• **To do**
Out of the lines below, please list those that hold the string "icon".

Exercise input section start

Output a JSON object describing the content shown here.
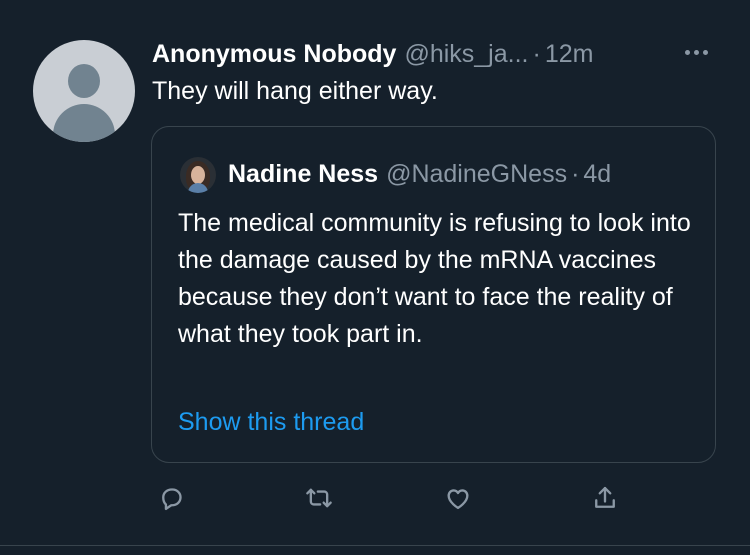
{
  "tweet": {
    "author_name": "Anonymous Nobody",
    "author_handle": "@hiks_ja...",
    "separator": "·",
    "time": "12m",
    "text": "They will hang either way."
  },
  "quoted_tweet": {
    "author_name": "Nadine Ness",
    "author_handle": "@NadineGNess",
    "separator": "·",
    "time": "4d",
    "text": "The medical community is refusing to look into the damage caused by the mRNA vaccines because they don’t want to face the reality of what they took part in.",
    "show_thread": "Show this thread"
  },
  "actions": [
    "reply-icon",
    "retweet-icon",
    "like-icon",
    "share-icon"
  ],
  "colors": {
    "background": "#15202b",
    "secondary_text": "#8b98a5",
    "link": "#1d9bf0",
    "border": "#38444d"
  }
}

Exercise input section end

• **Exercise response**
    "reply-icon",
    "retweet-icon",
    "like-icon",
    "share-icon"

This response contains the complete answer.